------ Source data ------

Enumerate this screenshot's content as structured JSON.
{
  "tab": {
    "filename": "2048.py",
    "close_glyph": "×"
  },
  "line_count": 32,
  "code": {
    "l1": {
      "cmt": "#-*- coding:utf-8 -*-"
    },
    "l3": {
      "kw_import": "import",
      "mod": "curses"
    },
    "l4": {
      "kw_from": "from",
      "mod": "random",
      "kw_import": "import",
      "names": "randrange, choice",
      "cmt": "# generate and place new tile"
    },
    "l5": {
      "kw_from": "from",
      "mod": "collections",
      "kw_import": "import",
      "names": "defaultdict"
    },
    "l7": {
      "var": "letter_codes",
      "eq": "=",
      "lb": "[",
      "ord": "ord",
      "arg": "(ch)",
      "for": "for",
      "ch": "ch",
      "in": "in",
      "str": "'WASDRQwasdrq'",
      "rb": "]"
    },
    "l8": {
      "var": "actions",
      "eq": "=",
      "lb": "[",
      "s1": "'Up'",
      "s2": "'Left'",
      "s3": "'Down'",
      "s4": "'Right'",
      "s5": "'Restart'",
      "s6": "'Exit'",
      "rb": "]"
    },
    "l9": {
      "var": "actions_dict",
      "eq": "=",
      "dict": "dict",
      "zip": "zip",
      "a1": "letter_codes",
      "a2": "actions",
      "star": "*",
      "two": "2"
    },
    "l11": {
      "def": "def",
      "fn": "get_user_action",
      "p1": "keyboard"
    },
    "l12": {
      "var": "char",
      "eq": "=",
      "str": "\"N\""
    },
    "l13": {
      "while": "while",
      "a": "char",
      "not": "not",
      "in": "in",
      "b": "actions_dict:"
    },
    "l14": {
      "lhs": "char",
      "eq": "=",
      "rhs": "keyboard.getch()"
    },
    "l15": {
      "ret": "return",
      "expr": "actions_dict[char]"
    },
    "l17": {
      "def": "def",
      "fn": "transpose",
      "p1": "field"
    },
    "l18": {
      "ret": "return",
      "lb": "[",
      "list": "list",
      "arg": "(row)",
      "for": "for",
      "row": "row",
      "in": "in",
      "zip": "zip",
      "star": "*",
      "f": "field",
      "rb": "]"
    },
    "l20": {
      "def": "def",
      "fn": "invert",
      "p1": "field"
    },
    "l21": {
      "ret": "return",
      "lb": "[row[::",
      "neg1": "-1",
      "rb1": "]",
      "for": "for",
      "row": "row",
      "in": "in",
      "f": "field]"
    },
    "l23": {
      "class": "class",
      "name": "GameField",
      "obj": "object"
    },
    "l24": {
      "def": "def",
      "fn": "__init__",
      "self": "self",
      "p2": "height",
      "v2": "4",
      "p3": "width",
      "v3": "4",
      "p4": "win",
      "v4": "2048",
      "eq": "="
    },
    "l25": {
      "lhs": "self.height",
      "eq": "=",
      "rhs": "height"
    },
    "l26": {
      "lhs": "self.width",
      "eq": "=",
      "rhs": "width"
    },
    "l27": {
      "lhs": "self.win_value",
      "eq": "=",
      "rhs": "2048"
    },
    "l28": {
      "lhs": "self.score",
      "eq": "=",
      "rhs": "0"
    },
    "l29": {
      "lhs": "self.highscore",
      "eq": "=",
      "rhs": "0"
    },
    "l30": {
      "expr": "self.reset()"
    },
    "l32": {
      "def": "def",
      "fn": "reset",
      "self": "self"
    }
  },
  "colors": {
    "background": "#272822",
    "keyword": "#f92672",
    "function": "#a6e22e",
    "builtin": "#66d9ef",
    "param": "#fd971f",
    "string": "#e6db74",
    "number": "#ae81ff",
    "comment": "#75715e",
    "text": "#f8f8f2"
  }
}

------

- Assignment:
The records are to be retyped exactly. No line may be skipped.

- Solution:
Enumerate this screenshot's content as structured JSON.
{
  "tab": {
    "filename": "2048.py",
    "close_glyph": "×"
  },
  "line_count": 32,
  "code": {
    "l1": {
      "cmt": "#-*- coding:utf-8 -*-"
    },
    "l3": {
      "kw_import": "import",
      "mod": "curses"
    },
    "l4": {
      "kw_from": "from",
      "mod": "random",
      "kw_import": "import",
      "names": "randrange, choice",
      "cmt": "# generate and place new tile"
    },
    "l5": {
      "kw_from": "from",
      "mod": "collections",
      "kw_import": "import",
      "names": "defaultdict"
    },
    "l7": {
      "var": "letter_codes",
      "eq": "=",
      "lb": "[",
      "ord": "ord",
      "arg": "(ch)",
      "for": "for",
      "ch": "ch",
      "in": "in",
      "str": "'WASDRQwasdrq'",
      "rb": "]"
    },
    "l8": {
      "var": "actions",
      "eq": "=",
      "lb": "[",
      "s1": "'Up'",
      "s2": "'Left'",
      "s3": "'Down'",
      "s4": "'Right'",
      "s5": "'Restart'",
      "s6": "'Exit'",
      "rb": "]"
    },
    "l9": {
      "var": "actions_dict",
      "eq": "=",
      "dict": "dict",
      "zip": "zip",
      "a1": "letter_codes",
      "a2": "actions",
      "star": "*",
      "two": "2"
    },
    "l11": {
      "def": "def",
      "fn": "get_user_action",
      "p1": "keyboard"
    },
    "l12": {
      "var": "char",
      "eq": "=",
      "str": "\"N\""
    },
    "l13": {
      "while": "while",
      "a": "char",
      "not": "not",
      "in": "in",
      "b": "actions_dict:"
    },
    "l14": {
      "lhs": "char",
      "eq": "=",
      "rhs": "keyboard.getch()"
    },
    "l15": {
      "ret": "return",
      "expr": "actions_dict[char]"
    },
    "l17": {
      "def": "def",
      "fn": "transpose",
      "p1": "field"
    },
    "l18": {
      "ret": "return",
      "lb": "[",
      "list": "list",
      "arg": "(row)",
      "for": "for",
      "row": "row",
      "in": "in",
      "zip": "zip",
      "star": "*",
      "f": "field",
      "rb": "]"
    },
    "l20": {
      "def": "def",
      "fn": "invert",
      "p1": "field"
    },
    "l21": {
      "ret": "return",
      "lb": "[row[::",
      "neg1": "-1",
      "rb1": "]",
      "for": "for",
      "row": "row",
      "in": "in",
      "f": "field]"
    },
    "l23": {
      "class": "class",
      "name": "GameField",
      "obj": "object"
    },
    "l24": {
      "def": "def",
      "fn": "__init__",
      "self": "self",
      "p2": "height",
      "v2": "4",
      "p3": "width",
      "v3": "4",
      "p4": "win",
      "v4": "2048",
      "eq": "="
    },
    "l25": {
      "lhs": "self.height",
      "eq": "=",
      "rhs": "height"
    },
    "l26": {
      "lhs": "self.width",
      "eq": "=",
      "rhs": "width"
    },
    "l27": {
      "lhs": "self.win_value",
      "eq": "=",
      "rhs": "2048"
    },
    "l28": {
      "lhs": "self.score",
      "eq": "=",
      "rhs": "0"
    },
    "l29": {
      "lhs": "self.highscore",
      "eq": "=",
      "rhs": "0"
    },
    "l30": {
      "expr": "self.reset()"
    },
    "l32": {
      "def": "def",
      "fn": "reset",
      "self": "self"
    }
  },
  "colors": {
    "background": "#272822",
    "keyword": "#f92672",
    "function": "#a6e22e",
    "builtin": "#66d9ef",
    "param": "#fd971f",
    "string": "#e6db74",
    "number": "#ae81ff",
    "comment": "#75715e",
    "text": "#f8f8f2"
  }
}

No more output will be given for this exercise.